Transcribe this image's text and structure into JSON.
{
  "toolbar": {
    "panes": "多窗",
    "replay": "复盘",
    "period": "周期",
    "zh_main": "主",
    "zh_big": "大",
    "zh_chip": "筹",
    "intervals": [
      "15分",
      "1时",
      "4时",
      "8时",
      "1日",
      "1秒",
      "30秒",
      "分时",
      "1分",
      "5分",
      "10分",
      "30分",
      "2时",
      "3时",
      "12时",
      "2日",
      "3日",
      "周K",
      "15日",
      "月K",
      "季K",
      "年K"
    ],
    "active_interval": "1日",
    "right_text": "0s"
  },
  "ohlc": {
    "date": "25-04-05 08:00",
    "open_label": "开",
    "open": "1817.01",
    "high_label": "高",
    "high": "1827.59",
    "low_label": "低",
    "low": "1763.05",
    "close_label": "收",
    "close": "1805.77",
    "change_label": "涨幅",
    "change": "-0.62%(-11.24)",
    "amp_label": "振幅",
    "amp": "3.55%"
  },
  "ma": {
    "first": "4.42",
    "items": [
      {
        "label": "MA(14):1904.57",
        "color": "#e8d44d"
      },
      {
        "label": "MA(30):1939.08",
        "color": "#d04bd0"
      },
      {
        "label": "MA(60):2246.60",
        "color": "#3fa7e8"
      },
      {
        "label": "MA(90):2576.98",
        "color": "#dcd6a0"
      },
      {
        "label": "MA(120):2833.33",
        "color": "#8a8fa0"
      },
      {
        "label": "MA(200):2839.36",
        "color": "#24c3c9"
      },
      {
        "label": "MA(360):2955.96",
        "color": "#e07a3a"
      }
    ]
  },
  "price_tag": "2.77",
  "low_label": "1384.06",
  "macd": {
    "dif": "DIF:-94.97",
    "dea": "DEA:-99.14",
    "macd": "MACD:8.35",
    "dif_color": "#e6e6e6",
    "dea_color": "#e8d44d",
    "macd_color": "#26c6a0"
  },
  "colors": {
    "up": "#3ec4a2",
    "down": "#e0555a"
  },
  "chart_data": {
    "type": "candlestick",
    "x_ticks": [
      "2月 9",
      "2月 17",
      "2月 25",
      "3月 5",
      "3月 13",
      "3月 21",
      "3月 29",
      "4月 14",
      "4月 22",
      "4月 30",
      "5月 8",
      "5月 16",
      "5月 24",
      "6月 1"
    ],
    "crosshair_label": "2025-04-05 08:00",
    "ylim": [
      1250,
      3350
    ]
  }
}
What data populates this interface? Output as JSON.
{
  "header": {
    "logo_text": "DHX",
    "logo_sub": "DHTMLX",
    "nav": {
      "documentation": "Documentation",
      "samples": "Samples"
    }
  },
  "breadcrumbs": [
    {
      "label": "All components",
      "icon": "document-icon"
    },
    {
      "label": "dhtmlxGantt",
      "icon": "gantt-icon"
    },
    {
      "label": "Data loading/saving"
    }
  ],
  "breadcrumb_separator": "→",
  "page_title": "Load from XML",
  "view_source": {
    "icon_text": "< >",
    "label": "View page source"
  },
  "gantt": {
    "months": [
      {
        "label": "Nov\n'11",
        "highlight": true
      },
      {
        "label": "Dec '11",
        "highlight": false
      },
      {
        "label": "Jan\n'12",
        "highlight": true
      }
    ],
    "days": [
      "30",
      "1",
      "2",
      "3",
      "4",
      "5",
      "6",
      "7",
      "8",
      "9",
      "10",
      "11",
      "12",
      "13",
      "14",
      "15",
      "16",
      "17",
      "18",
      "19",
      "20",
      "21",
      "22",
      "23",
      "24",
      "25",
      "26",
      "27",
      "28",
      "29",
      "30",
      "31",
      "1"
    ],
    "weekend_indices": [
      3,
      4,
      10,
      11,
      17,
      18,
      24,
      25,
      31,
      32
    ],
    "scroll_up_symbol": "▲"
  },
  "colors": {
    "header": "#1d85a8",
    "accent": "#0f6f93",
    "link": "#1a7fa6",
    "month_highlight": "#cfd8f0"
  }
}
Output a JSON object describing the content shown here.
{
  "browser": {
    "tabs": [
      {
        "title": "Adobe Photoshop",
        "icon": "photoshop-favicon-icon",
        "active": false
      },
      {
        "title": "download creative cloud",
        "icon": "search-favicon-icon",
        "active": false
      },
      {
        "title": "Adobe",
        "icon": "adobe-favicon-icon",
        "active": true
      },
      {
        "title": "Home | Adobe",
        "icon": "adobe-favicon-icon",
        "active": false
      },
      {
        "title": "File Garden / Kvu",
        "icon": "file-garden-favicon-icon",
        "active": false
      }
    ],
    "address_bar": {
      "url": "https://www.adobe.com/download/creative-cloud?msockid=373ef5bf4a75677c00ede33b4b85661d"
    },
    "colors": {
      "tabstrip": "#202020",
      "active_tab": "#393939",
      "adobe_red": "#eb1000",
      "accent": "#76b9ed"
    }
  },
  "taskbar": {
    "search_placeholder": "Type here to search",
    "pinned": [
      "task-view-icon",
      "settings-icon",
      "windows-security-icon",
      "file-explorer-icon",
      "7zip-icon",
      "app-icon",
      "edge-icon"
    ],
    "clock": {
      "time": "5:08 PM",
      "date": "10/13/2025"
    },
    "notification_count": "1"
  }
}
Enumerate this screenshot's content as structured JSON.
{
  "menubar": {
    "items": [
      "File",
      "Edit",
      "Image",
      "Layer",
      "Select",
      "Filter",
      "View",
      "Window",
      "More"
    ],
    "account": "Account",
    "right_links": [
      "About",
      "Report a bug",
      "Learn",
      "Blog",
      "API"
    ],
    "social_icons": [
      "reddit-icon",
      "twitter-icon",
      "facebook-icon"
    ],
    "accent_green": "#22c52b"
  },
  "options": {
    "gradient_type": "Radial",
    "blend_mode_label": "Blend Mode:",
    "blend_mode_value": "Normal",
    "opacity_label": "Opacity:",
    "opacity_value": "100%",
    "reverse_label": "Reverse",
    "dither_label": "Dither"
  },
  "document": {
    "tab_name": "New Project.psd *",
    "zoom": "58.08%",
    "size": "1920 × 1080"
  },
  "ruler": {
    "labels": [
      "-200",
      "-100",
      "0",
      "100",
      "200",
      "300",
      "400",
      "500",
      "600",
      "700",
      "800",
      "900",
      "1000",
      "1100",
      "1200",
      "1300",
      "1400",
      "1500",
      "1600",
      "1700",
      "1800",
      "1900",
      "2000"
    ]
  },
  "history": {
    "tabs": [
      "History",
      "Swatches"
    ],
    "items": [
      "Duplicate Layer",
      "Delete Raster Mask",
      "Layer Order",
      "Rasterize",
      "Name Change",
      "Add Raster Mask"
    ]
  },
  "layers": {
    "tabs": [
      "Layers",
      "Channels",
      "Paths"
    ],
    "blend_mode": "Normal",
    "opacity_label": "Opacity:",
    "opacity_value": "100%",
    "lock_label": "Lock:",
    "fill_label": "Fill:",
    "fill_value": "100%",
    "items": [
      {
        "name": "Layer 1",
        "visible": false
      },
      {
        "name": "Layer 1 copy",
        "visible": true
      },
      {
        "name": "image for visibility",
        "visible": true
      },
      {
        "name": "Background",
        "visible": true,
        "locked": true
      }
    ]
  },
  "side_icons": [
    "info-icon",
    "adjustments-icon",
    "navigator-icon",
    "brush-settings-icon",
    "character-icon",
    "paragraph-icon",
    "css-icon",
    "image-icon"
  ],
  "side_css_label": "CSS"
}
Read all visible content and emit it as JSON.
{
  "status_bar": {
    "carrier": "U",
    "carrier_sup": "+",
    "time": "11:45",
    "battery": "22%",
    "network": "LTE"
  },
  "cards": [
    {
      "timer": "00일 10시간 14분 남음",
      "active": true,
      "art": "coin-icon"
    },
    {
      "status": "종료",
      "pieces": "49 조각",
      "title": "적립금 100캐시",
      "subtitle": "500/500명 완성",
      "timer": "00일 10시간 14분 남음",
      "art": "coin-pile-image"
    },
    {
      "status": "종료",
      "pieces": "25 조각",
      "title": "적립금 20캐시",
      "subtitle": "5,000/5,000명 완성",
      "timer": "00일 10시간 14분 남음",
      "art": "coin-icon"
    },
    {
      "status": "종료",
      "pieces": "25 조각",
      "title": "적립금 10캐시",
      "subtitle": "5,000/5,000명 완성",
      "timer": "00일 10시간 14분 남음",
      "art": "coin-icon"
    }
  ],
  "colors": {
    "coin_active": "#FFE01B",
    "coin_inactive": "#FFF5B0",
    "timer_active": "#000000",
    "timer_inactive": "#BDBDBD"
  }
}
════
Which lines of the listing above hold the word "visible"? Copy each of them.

_Solution to this task_:
        "visible": false
        "visible": true
        "visible": true
        "visible": true,
Read all visible content and emit it as JSON.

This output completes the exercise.